So why is it that so many companies get it wrong? Why do we love to rant about the appalling attitude of some staff, and tut at the ill manners of younger staff? After all, we are always happy and polite and never have a bad day in our own businesses…

Yep, you are beginning to see my point.

That is why Wimbledon Business Group recently held a ‘delivering 5 star customer service’ panel discussion with guests from a range of industries but all with one thing in common. They are all renowned for consistently delivering great customer service, and so below are their top tips on how to make sure all of your customers leave happy, and more importantly, want to return.

1 Define who your customer is

The Lincoln/Lydgate quote: ‘You can please some of the people all of the time, you can please all of the people some of the time, but you can’t please all of the people all of the time”. Has become memorable for its bald truth. Yet so many businesses think that their customer base is everyone.

But, that’s not true. Is the mother of two looking for the same service as the 25 year bachelor and does he have the same needs as a retired couple from Tunbridge Wells? Unlikely, so why are you trying to please all of them.

In short, make customer service easier on yourself by identifying your customer.

2 Understand what your customer wants

Having defined your customer learn what it is they want. The findings might surprise you. Why is that? Well, I bet when you started your business you decided you knew what the customer wanted… so didn’t actually bother asking them.

Yet by asking your customers what they want, you might unearth new potential revenue, and like in point one, make it easier on yourself. For example, you might think a discount voucher or weekly email is exactly what they want. In fact, your customer may prefer knowing that they can call you and a telephone will be answered within three rings.

So, if in doubt, start finding out. Ask them!

3 Communicate openly and actively ask for feedback.

Can I help you? – The cry of shop-floor staff everywhere. This seemingly helpful phrase actually cuts out any sense of helping the customer, as it is a closed question. (i.e. we can answer Yes or No and close the conversation down). Instead, consider asking open questions. This is not as easy as it seems especially in the UK where striking up conversation with a stranger seems impossible. A good tip is to remember questions that ask ‘How, What or Why?’ are usually open-ended. So, ‘How are you finding the traffic/weather/crowds today?’ is usually enough to get a reticent British shopper chatting!

Likewise make it easy for your customers to give feedback at every opportunity and again, don’t just ask closed questions that tell you nothing. Instead, ask: ‘How would you rate the level of service today?’ ‘ What can we do to make it better?’.

In brief: Embrace your ‘Britishness’ to start a conversation!  ‘Isn’t this weather hot/cold/windy/rainy/typical/unusual for this time of year?’

4 Create a positive culture

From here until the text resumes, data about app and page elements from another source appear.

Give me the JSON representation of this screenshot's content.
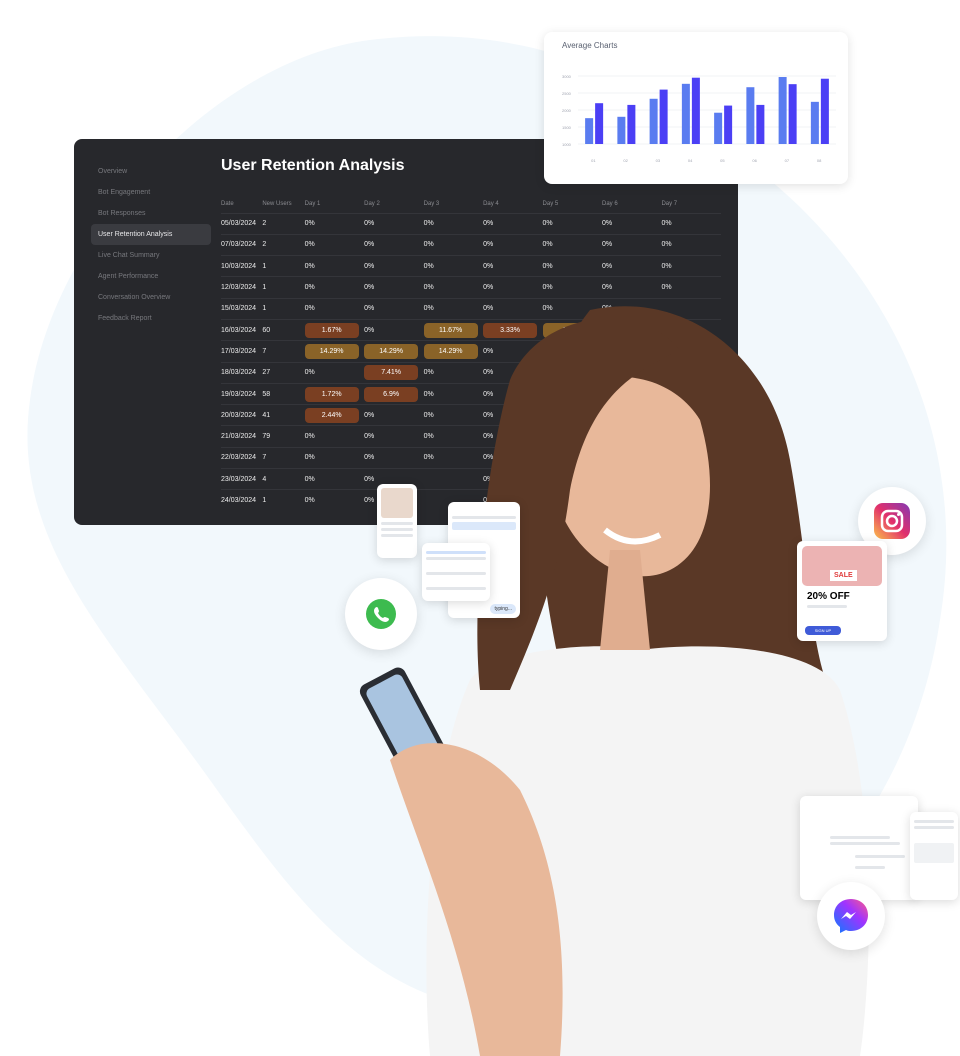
{
  "dashboard": {
    "sidebar": [
      "Overview",
      "Bot Engagement",
      "Bot Responses",
      "User Retention Analysis",
      "Live Chat Summary",
      "Agent Performance",
      "Conversation Overview",
      "Feedback Report"
    ],
    "active_index": 3,
    "title": "User Retention Analysis",
    "columns": [
      "Date",
      "New Users",
      "Day 1",
      "Day 2",
      "Day 3",
      "Day 4",
      "Day 5",
      "Day 6",
      "Day 7"
    ],
    "rows": [
      {
        "date": "05/03/2024",
        "users": "2",
        "days": [
          "0%",
          "0%",
          "0%",
          "0%",
          "0%",
          "0%",
          "0%"
        ]
      },
      {
        "date": "07/03/2024",
        "users": "2",
        "days": [
          "0%",
          "0%",
          "0%",
          "0%",
          "0%",
          "0%",
          "0%"
        ]
      },
      {
        "date": "10/03/2024",
        "users": "1",
        "days": [
          "0%",
          "0%",
          "0%",
          "0%",
          "0%",
          "0%",
          "0%"
        ]
      },
      {
        "date": "12/03/2024",
        "users": "1",
        "days": [
          "0%",
          "0%",
          "0%",
          "0%",
          "0%",
          "0%",
          "0%"
        ]
      },
      {
        "date": "15/03/2024",
        "users": "1",
        "days": [
          "0%",
          "0%",
          "0%",
          "0%",
          "0%",
          "0%",
          null
        ]
      },
      {
        "date": "16/03/2024",
        "users": "60",
        "days": [
          "1.67%",
          "0%",
          "11.67%",
          "3.33%",
          "10%",
          null,
          null
        ]
      },
      {
        "date": "17/03/2024",
        "users": "7",
        "days": [
          "14.29%",
          "14.29%",
          "14.29%",
          "0%",
          "0%",
          null,
          null
        ]
      },
      {
        "date": "18/03/2024",
        "users": "27",
        "days": [
          "0%",
          "7.41%",
          "0%",
          "0%",
          "0%",
          null,
          null
        ]
      },
      {
        "date": "19/03/2024",
        "users": "58",
        "days": [
          "1.72%",
          "6.9%",
          "0%",
          "0%",
          null,
          null,
          null
        ]
      },
      {
        "date": "20/03/2024",
        "users": "41",
        "days": [
          "2.44%",
          "0%",
          "0%",
          "0%",
          null,
          null,
          null
        ]
      },
      {
        "date": "21/03/2024",
        "users": "79",
        "days": [
          "0%",
          "0%",
          "0%",
          "0%",
          null,
          null,
          null
        ]
      },
      {
        "date": "22/03/2024",
        "users": "7",
        "days": [
          "0%",
          "0%",
          "0%",
          "0%",
          null,
          null,
          null
        ]
      },
      {
        "date": "23/03/2024",
        "users": "4",
        "days": [
          "0%",
          "0%",
          null,
          "0%",
          null,
          null,
          null
        ]
      },
      {
        "date": "24/03/2024",
        "users": "1",
        "days": [
          "0%",
          "0%",
          null,
          "0%",
          null,
          null,
          null
        ]
      }
    ],
    "colors": {
      "low": "#7a3f22",
      "high": "#8a6328"
    }
  },
  "chart_data": {
    "type": "bar",
    "title": "Average Charts",
    "categories": [
      "01",
      "02",
      "03",
      "04",
      "05",
      "06",
      "07",
      "08"
    ],
    "series": [
      {
        "name": "A",
        "color": "#5a7cf0",
        "values": [
          1760,
          1800,
          2330,
          2770,
          1920,
          2670,
          2970,
          2240
        ]
      },
      {
        "name": "B",
        "color": "#4b3ff5",
        "values": [
          2200,
          2150,
          2600,
          2950,
          2130,
          2150,
          2760,
          2920
        ]
      }
    ],
    "yticks": [
      1000,
      1500,
      2000,
      2500,
      3000
    ],
    "ylim": [
      1000,
      3000
    ]
  },
  "promo": {
    "sale": "SALE",
    "offer": "20% OFF",
    "button": "SIGN UP"
  },
  "chat": {
    "typing": "typing..."
  }
}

As I stated in the opening paragraph, it is easy to think that good customer is just about smiling and being nice. Nevertheless, we all know when someone is being insincere and we all have our bad days. Such is life. However if you as a boss create a culture of caring, happy, positivity then this is more likely to be passed down to your staff and ultimately on to your customers. Let’s face it, if you have just rounded on a staff member and made them feel bad just because that’s your management style you can hardly expect them to then carry on with their day all smiles feeling positive. Unfortunately if you are the sort of boss that makes people feel worthless then you probably struggle to see this in yourself… but your high staff turnover and struggling bottom line might give you some indication.

Of course the flip-side is, staff can be grumpy, surly, moody and cantankerous even when you are positive, caring and want the best for them. Therefore, always hire based on attitude not aptitude. The latter may just cost a few pounds or few hours extra spent on training them to put things right, whereas the former is never going to really change (unless there is a specific reason e.g. recent bereavement).

In short, The Bible said it best: ‘Do unto others…’

5 When it all goes wrong…

…Put it right. A survey by a consumer group showed that when customers make a complaint they want three things to happen: Apologise, explain what you will do to resolve the situation and by when, and reassure them it won’t happen again.

Similarly, the top gripe that people have about customer service is companies not keeping them informed or doing something within the period they agreed.

Note that at no point has a refund or compensation been mentioned. All are about communication.  In fact, getting ones money back is only sixth on list of the same consumer survey quoted.

To reiterate, Apologise, Resolve, Reassure.

Finally, in the spirit of great customer service here is one bonus tip for all those of you who took the time to read this far!

Bonus: What is your guarantee?

Consider from the outset of your business, what are you prepared to do if something goes wrong? Will you deliver something across the country by hand?

Will you refund the cost and let the customer keep the product no questions asked?

Will you pay for items to be returned?

Whatever it is you are prepared to do. That is your guarantee. Now make sure people know that.